  8. Maurer EP, Wood AW, Adam JC, Lettenmaier DP, Nijssen B (2002) A long-term hydrologically-based data set of land surface fluxes and States for the conterminous United States. J Clim 15:3237–3251CrossRefGoogle Scholar
  9. Maurer EP, Brekke L, Pruitt T, Duffy PB (2007) Fine-resolution climate change projections enhance regional climate change impact studies. Eos, Trans Am Geophys Union 88(47), 504 (online at
  10. Meehl GA, Tebaldi C (2004) More intense, more frequent, and longer lasting heat waves in the 21st century. Science 305(5686):994–997. doi: 10.1126/science.1098704 CrossRefGoogle Scholar
  11. Meehl, GA, Arblaster JM, Branstator G (2012) Understanding the U.S. East-West differential of heat extremes in terms of record temperatures and the warming hole. J. Clim submittedGoogle Scholar
  12. Nakicenovic N et al (2000) Special report on emissions scenarios: a special report of working group III of the Intergovernmental Panel on Climate Change.

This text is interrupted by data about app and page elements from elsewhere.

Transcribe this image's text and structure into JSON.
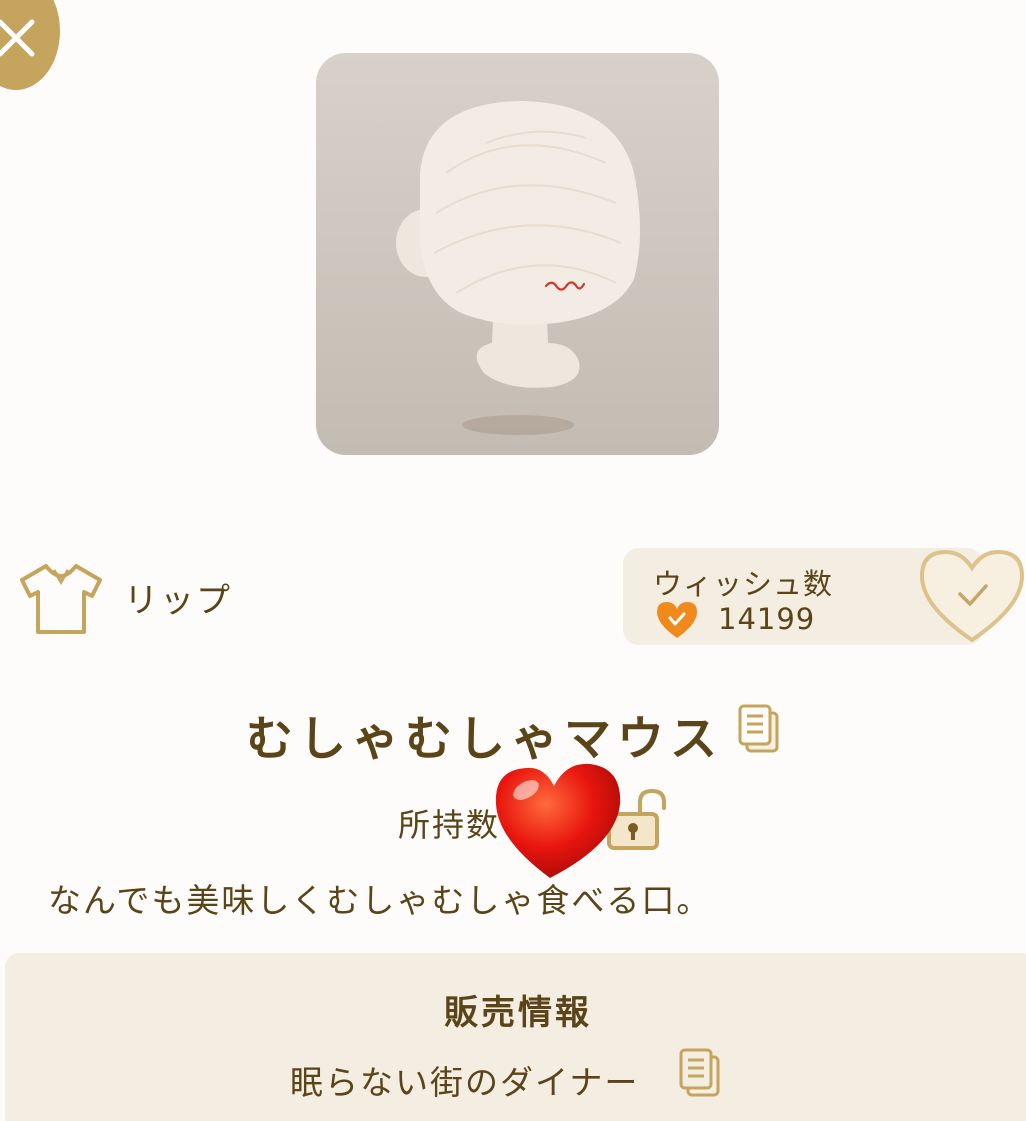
{
  "item": {
    "category_label": "リップ",
    "name": "むしゃむしゃマウス",
    "owned_label": "所持数",
    "description": "なんでも美味しくむしゃむしゃ食べる口。"
  },
  "wish": {
    "title": "ウィッシュ数",
    "count": "14199"
  },
  "sales": {
    "title": "販売情報",
    "source": "眠らない街のダイナー"
  },
  "icons": {
    "close": "close-icon",
    "category": "shirt-icon",
    "wish_count": "heart-check-icon",
    "wish_button": "heart-outline-check-icon",
    "copy": "copy-icon",
    "lock": "unlocked-padlock-icon",
    "sticker": "red-heart-sticker"
  },
  "colors": {
    "accent_gold": "#c5a45e",
    "text_brown": "#5a4418",
    "panel_beige": "#f4ede1",
    "wish_orange": "#f08a1c",
    "sticker_red": "#e8150e"
  }
}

Cambridge University Press, Cambridge, U.K., 599 ppGoogle Scholar
  13. Pan Z, Arritt RW, Takle ES, Gutowski WJ Jr., Anderson CJ, Segal M (2004) Altered hydrologic feedback in a warming climate introduces a“warming hole”. Geophys Res Lett L17109, doi: 10.1029/2004GL020528
  14. Portmann RW, Solomon S, Hegerl GC (2009) Spatial and seasonal patterns in climate change, temperatures, and precipitation across the United States. Proc Natl Acad Sci USA 106(18):7324–7329Google Scholar
  15. PRISM (PRISM Climate Group, Oregon State University,, created 2007).
  16. Stott PA, Jones GS, Christidis N, Zwiers FW, Hegerl GC, Shiogama H (2010) Single-step attribution of increasing probabilities of very warm regional temperatures to human influence. Atmos Sci Lett 2011, doi: 10.1002/asl.315
  17. Tebaldi C, Arblaster JM, Knutti R (2011) Mapping model agreement on future climate projections. Geophys Res Lett 38:L23701. doi: 10.1029/2011GL049863 CrossRefGoogle Scholar
  18. Wang H, Schubert S, Suarez M, Chen J, Hoerling M, Kumar A, Pegion P (2009) Attribution of the seasonality and regionality in climate trends over the United States during 1950–2000. J Clim 22:2571–2590CrossRefGoogle Scholar
  19. Zwiers FW, Zhang X, Feng J (2011) Anthropogenic influence on extreme daily temperatures at regional scales. J Clim 24(3):881–892CrossRefGoogle Scholar

Copyright information

© Springer Science+Business Media B.V. 2012

Authors and Affiliations

  1. 1.Lawrence Livermore National LaboratoryLivermoreUSA
  2. 2.Climate Central, Inc.Palo AltoUSA
  3. 3.National for Atmospheric ResearchBoulderUSA

Personalised recommendations